TASK MATERIAL START
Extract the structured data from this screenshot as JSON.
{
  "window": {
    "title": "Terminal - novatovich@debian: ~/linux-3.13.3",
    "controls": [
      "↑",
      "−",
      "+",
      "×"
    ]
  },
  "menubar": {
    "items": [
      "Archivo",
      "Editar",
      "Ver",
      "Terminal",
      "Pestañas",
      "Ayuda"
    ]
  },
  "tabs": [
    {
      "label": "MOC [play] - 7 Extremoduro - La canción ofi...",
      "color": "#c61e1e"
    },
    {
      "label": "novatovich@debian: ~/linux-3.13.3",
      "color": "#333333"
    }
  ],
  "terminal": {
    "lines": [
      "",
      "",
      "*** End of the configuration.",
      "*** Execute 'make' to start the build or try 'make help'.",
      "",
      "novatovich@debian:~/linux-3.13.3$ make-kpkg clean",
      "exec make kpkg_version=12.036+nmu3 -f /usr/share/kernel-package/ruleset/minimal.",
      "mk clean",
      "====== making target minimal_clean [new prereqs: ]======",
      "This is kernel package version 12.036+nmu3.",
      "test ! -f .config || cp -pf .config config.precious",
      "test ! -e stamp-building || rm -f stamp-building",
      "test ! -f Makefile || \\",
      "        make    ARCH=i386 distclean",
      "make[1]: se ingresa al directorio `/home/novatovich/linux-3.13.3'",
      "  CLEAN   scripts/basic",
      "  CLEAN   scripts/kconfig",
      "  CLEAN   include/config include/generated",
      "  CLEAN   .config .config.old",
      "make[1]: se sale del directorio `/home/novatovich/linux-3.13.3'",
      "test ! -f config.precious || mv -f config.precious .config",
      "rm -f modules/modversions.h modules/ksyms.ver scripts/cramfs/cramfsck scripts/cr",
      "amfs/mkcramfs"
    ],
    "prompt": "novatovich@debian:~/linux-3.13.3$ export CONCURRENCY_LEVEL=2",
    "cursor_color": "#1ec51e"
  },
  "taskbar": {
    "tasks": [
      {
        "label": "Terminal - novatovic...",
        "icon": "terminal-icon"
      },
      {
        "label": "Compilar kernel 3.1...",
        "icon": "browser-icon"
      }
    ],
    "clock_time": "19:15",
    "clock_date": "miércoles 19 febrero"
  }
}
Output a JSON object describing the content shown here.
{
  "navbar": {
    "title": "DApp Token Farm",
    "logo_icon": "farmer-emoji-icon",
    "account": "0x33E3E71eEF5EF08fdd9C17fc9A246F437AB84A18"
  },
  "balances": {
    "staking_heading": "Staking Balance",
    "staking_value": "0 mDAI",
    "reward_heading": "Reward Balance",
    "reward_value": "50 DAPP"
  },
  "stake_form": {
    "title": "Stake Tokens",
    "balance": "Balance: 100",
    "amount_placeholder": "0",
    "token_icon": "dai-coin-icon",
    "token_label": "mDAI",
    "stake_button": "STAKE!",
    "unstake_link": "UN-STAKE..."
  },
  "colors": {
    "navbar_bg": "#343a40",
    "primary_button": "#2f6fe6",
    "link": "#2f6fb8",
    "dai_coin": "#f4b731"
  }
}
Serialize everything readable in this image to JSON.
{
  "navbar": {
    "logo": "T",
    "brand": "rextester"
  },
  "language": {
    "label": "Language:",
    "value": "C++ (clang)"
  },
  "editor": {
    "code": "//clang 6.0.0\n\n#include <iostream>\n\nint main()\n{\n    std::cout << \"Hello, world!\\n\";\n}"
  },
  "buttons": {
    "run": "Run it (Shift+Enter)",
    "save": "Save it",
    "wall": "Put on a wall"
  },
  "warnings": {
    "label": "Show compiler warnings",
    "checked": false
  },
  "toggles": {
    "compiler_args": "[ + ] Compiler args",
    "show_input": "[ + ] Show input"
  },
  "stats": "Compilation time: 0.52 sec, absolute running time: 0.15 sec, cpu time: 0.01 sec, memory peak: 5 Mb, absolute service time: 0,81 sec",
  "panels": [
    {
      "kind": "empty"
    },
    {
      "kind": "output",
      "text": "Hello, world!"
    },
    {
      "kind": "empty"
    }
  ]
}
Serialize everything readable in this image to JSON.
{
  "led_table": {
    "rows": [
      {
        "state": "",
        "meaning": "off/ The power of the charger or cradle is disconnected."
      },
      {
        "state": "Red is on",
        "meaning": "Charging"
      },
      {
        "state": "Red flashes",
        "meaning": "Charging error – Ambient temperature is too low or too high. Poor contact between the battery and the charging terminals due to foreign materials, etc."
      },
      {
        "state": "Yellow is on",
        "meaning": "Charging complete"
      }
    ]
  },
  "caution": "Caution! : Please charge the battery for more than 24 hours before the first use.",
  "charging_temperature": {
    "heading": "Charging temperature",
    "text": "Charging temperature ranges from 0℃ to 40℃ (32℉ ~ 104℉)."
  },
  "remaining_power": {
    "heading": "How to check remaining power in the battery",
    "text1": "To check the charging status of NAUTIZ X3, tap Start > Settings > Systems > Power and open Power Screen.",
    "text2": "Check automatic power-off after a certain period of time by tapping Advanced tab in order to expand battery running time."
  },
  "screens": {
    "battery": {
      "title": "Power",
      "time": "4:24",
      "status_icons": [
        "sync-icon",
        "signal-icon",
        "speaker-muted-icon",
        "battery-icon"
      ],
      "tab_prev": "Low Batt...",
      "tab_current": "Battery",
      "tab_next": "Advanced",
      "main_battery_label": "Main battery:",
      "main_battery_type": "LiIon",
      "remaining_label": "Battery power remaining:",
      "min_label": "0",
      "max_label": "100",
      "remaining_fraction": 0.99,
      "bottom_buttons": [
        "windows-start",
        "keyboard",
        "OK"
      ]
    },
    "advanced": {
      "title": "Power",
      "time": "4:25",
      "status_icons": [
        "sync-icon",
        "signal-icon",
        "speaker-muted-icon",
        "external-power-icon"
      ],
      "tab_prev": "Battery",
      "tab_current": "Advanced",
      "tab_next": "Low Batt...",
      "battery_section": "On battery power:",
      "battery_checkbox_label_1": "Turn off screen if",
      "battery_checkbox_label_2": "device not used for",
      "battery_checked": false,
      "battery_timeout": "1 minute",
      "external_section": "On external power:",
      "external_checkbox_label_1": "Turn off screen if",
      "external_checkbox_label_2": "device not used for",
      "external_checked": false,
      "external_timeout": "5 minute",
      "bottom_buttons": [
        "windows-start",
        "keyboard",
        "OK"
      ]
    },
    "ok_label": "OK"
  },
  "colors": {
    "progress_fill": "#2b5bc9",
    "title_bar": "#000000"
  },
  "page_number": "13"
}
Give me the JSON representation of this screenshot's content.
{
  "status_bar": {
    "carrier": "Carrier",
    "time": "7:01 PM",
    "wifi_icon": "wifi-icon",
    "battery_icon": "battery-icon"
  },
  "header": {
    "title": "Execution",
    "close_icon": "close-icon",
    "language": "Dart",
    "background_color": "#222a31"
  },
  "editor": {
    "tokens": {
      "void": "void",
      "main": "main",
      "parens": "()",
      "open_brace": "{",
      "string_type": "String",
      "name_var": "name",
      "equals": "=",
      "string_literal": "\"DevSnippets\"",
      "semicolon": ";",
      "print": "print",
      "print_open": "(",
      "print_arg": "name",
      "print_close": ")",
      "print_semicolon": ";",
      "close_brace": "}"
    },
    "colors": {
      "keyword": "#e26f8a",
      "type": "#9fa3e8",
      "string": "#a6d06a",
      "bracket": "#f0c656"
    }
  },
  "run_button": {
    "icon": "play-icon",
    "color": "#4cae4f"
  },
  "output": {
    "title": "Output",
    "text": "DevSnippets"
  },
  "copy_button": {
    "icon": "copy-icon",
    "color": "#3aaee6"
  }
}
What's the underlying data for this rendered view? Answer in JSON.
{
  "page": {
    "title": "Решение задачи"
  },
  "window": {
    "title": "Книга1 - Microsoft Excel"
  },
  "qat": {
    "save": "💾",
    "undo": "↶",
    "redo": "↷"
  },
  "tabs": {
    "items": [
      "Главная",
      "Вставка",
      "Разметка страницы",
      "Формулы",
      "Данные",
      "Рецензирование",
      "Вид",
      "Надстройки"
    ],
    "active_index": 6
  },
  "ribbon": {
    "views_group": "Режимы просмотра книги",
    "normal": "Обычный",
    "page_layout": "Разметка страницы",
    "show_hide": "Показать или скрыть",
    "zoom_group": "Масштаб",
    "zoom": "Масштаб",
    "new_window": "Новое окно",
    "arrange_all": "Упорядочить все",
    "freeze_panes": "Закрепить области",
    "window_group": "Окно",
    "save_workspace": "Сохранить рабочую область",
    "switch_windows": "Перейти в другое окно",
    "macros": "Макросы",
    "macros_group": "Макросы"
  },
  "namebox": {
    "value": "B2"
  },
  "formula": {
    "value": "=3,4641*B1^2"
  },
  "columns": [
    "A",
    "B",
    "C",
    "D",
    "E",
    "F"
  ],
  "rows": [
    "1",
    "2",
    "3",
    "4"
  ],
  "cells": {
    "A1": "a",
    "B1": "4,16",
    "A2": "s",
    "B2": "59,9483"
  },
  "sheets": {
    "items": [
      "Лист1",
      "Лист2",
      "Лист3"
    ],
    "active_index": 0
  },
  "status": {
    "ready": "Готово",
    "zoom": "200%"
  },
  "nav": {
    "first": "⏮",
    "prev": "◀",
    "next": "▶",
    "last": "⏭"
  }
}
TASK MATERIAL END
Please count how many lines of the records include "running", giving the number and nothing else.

## TASK SOLUTION:
2